- Set a daily aim: While writing his biography on Marlborough and building a cottage, at the same time, Churchill had the aim of laying 200 bricks and writing 2,000 words per day. He knew if he managed to do both then it had been a good day.
Churchill followed these writing habits throughout most of his career and was a highly productive author who wrote 15 books — some of which were multi-volume works consisting of more than 4,000 pages — together with a vast amount of articles, speeches and letters. You can almost be surprised that he also had time for a political career…
His Finest Hour
When Churchill was chosen as Prime Minister in 1940 to lead England in the war against Hitler, he wrote in his diary, “I felt as I was walking with destiny, and that all my past life had been but a preparation for this hour and for this trial.”
While his military and political careers had undoubtedly prepared him for this grand challenge, his mastery of words was an equally indispensible tool when he needed to strengthen the moral of the British people, which was seriously needed as Hitler continued to move from one aggressive triumph to another.
And Churchill did indeed mobilize his formidable writing skills in the defense of England. In less than two weeks, he wrote three speeches Blood, toil, tears and sweat, We shall fight on the beaches and This was their finest hour which are all are among the greatest speeches delivered in the history of mankind.

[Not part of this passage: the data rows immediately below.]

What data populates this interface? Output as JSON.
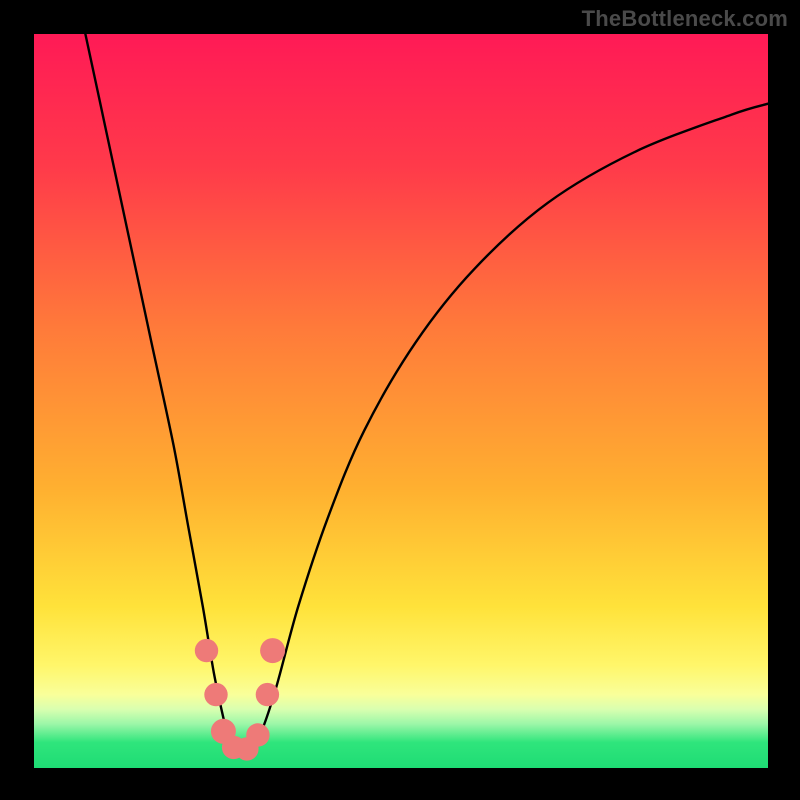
{
  "attribution": {
    "label": "TheBottleneck.com"
  },
  "colors": {
    "frame": "#000000",
    "curve": "#000000",
    "marker": "#ee7a78",
    "gradient_stops": [
      {
        "pct": 0,
        "color": "#ff1a56"
      },
      {
        "pct": 18,
        "color": "#ff3a4a"
      },
      {
        "pct": 40,
        "color": "#ff7a3a"
      },
      {
        "pct": 62,
        "color": "#ffb030"
      },
      {
        "pct": 78,
        "color": "#ffe23a"
      },
      {
        "pct": 86,
        "color": "#fff66a"
      },
      {
        "pct": 90,
        "color": "#f9ff9a"
      },
      {
        "pct": 92,
        "color": "#d9ffb0"
      },
      {
        "pct": 94,
        "color": "#9cf7a8"
      },
      {
        "pct": 96.5,
        "color": "#2fe57c"
      },
      {
        "pct": 100,
        "color": "#1edc74"
      }
    ]
  },
  "chart_data": {
    "type": "line",
    "title": "",
    "xlabel": "",
    "ylabel": "",
    "xlim": [
      0,
      100
    ],
    "ylim": [
      0,
      100
    ],
    "grid": false,
    "legend": false,
    "series": [
      {
        "name": "bottleneck-curve",
        "x": [
          7,
          10,
          13,
          16,
          19,
          21,
          23,
          24.5,
          26,
          27,
          28,
          29.5,
          31,
          33,
          36,
          40,
          45,
          52,
          60,
          70,
          82,
          95,
          100
        ],
        "y": [
          100,
          86,
          72,
          58,
          44,
          33,
          22,
          13,
          6,
          2.5,
          2,
          2.5,
          5,
          11,
          22,
          34,
          46,
          58,
          68,
          77,
          84,
          89,
          90.5
        ]
      }
    ],
    "markers": [
      {
        "x": 23.5,
        "y": 16,
        "r": 1.6
      },
      {
        "x": 24.8,
        "y": 10,
        "r": 1.6
      },
      {
        "x": 25.8,
        "y": 5,
        "r": 1.7
      },
      {
        "x": 27.2,
        "y": 2.8,
        "r": 1.6
      },
      {
        "x": 29.0,
        "y": 2.6,
        "r": 1.6
      },
      {
        "x": 30.5,
        "y": 4.5,
        "r": 1.6
      },
      {
        "x": 31.8,
        "y": 10,
        "r": 1.6
      },
      {
        "x": 32.5,
        "y": 16,
        "r": 1.7
      }
    ]
  }
}
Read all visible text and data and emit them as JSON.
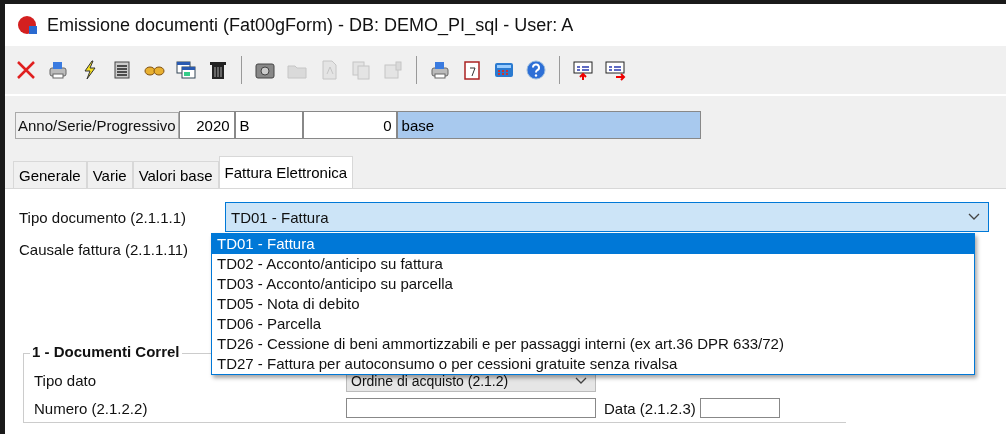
{
  "window": {
    "title": "Emissione documenti  (Fat00gForm) - DB: DEMO_PI_sql - User: A"
  },
  "toolbar": [
    {
      "kind": "close",
      "disabled": false
    },
    {
      "kind": "printer",
      "disabled": false
    },
    {
      "kind": "lightning",
      "disabled": false
    },
    {
      "kind": "list",
      "disabled": false
    },
    {
      "kind": "binoculars",
      "disabled": false
    },
    {
      "kind": "windows",
      "disabled": false
    },
    {
      "kind": "trash",
      "disabled": false
    },
    {
      "kind": "separator"
    },
    {
      "kind": "camera",
      "disabled": false
    },
    {
      "kind": "folder",
      "disabled": true
    },
    {
      "kind": "pdf",
      "disabled": true
    },
    {
      "kind": "copy",
      "disabled": true
    },
    {
      "kind": "attach",
      "disabled": true
    },
    {
      "kind": "separator"
    },
    {
      "kind": "printer",
      "disabled": false
    },
    {
      "kind": "calendar",
      "disabled": false
    },
    {
      "kind": "calculator",
      "disabled": false
    },
    {
      "kind": "help",
      "disabled": false
    },
    {
      "kind": "separator"
    },
    {
      "kind": "record-up",
      "disabled": false
    },
    {
      "kind": "record-right",
      "disabled": false
    }
  ],
  "header": {
    "label": "Anno/Serie/Progressivo",
    "anno": "2020",
    "serie": "B",
    "progressivo": "0",
    "description": "base"
  },
  "tabs": [
    {
      "label": "Generale",
      "selected": false
    },
    {
      "label": "Varie",
      "selected": false
    },
    {
      "label": "Valori base",
      "selected": false
    },
    {
      "label": "Fattura Elettronica",
      "selected": true
    }
  ],
  "form": {
    "tipo_documento": {
      "label": "Tipo documento (2.1.1.1)",
      "value": "TD01 - Fattura",
      "expanded": true,
      "options": [
        {
          "label": "TD01 - Fattura",
          "selected": true
        },
        {
          "label": "TD02 - Acconto/anticipo su fattura",
          "selected": false
        },
        {
          "label": "TD03 - Acconto/anticipo su parcella",
          "selected": false
        },
        {
          "label": "TD05 - Nota di debito",
          "selected": false
        },
        {
          "label": "TD06 - Parcella",
          "selected": false
        },
        {
          "label": "TD26 - Cessione di beni ammortizzabili e per passaggi interni (ex art.36 DPR 633/72)",
          "selected": false
        },
        {
          "label": "TD27 - Fattura per autoconsumo o per cessioni gratuite senza rivalsa",
          "selected": false
        }
      ]
    },
    "causale_label": "Causale fattura (2.1.1.11)",
    "group": {
      "title": "1 - Documenti Correl",
      "tipo_dato_label": "Tipo dato",
      "tipo_dato_value": "Ordine di acquisto (2.1.2)",
      "numero_label": "Numero (2.1.2.2)",
      "data_label": "Data (2.1.2.3)"
    }
  }
}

And England did not back down, but stayed in the fight until Russia and America also joined the war effort and together they defeated Hitler and won the war.
In 1953, his literary career was crowned with a Nobel Prize in Literature. When reading his books, or listening to his speeches during the war, you tend to agree with the Nobel committee that awarded him the prize for “his mastery of historical and biographical description as well as for brilliant oratory in defending exalted human values.“